America’s War “Mistakes”

America’s war record is seemingly never ending and our list of enemies seems to be the same. With war and killing armies and terrorists comes to risk of unintended deaths and injuries of civilians and unintended targets, better known as collateral damage.

While it is clear many people want terrorists groups wiped out along with any threats to our national security, it comes with the price tag of killing innocent women and children. The outcome of collateral damage seems to perpetuate our conflicts and create even more enemies, according to a study done by the National Bureau of Economic Research. The researches fund that “an incident which results in 10 civilian casualties will generate about 1 additional IED attack in the following 2 months.” It was also found that civilian causalities corresponding with long-term radicalization in Afghanistan.

A press release statement was issued that stated Afghans would rather be killed by other Afghan’s then foreigners. Although the nationalistic sentiment seems inflated, I would argue that the U.S. has similar sentiments which is portrayed in our war efforts. We want to kill the people who try to kill our people, and if innocent people are hurt in the process, it is the price to be paid for our safety.

What is the extent of collateral damage?

In 2015, America bombed an Afghanistan Hospital and killed at least nine doctors and three children. Their response? “…the strike may have resulted in collateral damage to a nearby medical facility.” The complete disregard for human life in this statement speaks volumes for our war policies and attitudes. Violence is not an option but rather a default setting. We opt for the easier yet messier choice. The blood on our hands gets washed away fairly quickly with dismissive government apologizes, but we replenish it with the next attack.

24 men in Pakistan with associations to terrorist organizations were specifically targeted by the U.S. resulted in the death of 874 people. It was reported that there were numerous strikes aimed at each man, of which the majority were unsuccessful. In Yemen, 41 men were targeted and the strikes inflicted killed 273, and four of the targets are still alive. The Council on Foreign Relations assesses that 500 drone strikes outside of Afghanistan have killed 3,674 people.

Photograph: Khaled Abdullah/Reuters

U.S. Secretary of State, John Kerry, said that “the only people we fire a drone at are confirmed terrorist targets at the highest level, after a great deal of vetting." Yet there have been cases of mistaken identities. Someone had the same name as a terror suspect on the Obama administration’s “kill list” and was killed in a third attempt by drones.

But rest assured, our drone strikes are becoming very accurate. Nearly 90% of the people killed in a recent drone strike were not the target. Documents have also shown that the military named people it killed in target strikes as an “enemy killed in action” even if they were not the intended target.

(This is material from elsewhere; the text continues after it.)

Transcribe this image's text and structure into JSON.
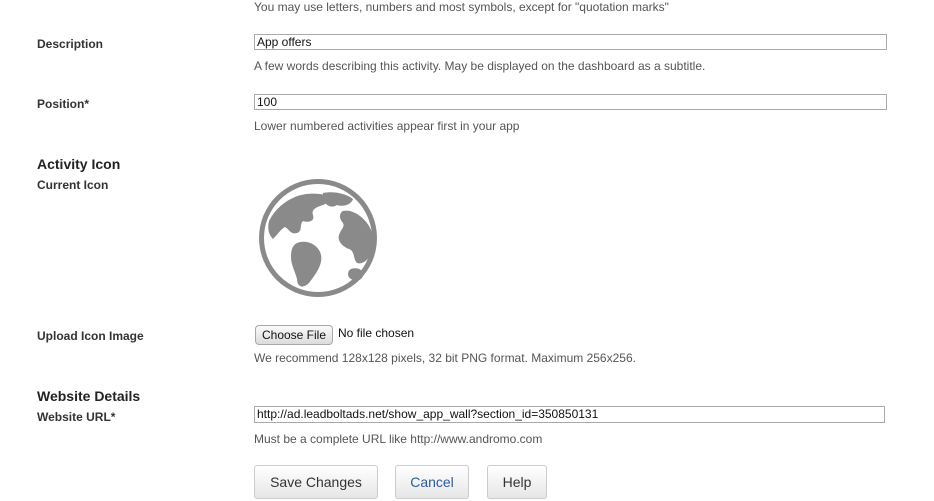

The problem is that we want to go to war to defeat the people who threaten our nation, and people have criticized the government for doing it without “moral integrity.” But war and moral integrity are mutual exclusive. We can never have the technology accurate enough to ensure there are zero civilian deaths. The line between civilians and insurgents seems too blurred to even see a difference. With war always comes collateral damage. Whether or not this collateral damage is intentional or not is up in the air. When we are thousands of miles away and so disconnected with the reality and lives of these civilians, do their lives even matter? If put up against the so-called threats Islamic terrorists pose to some Americans, they don’t.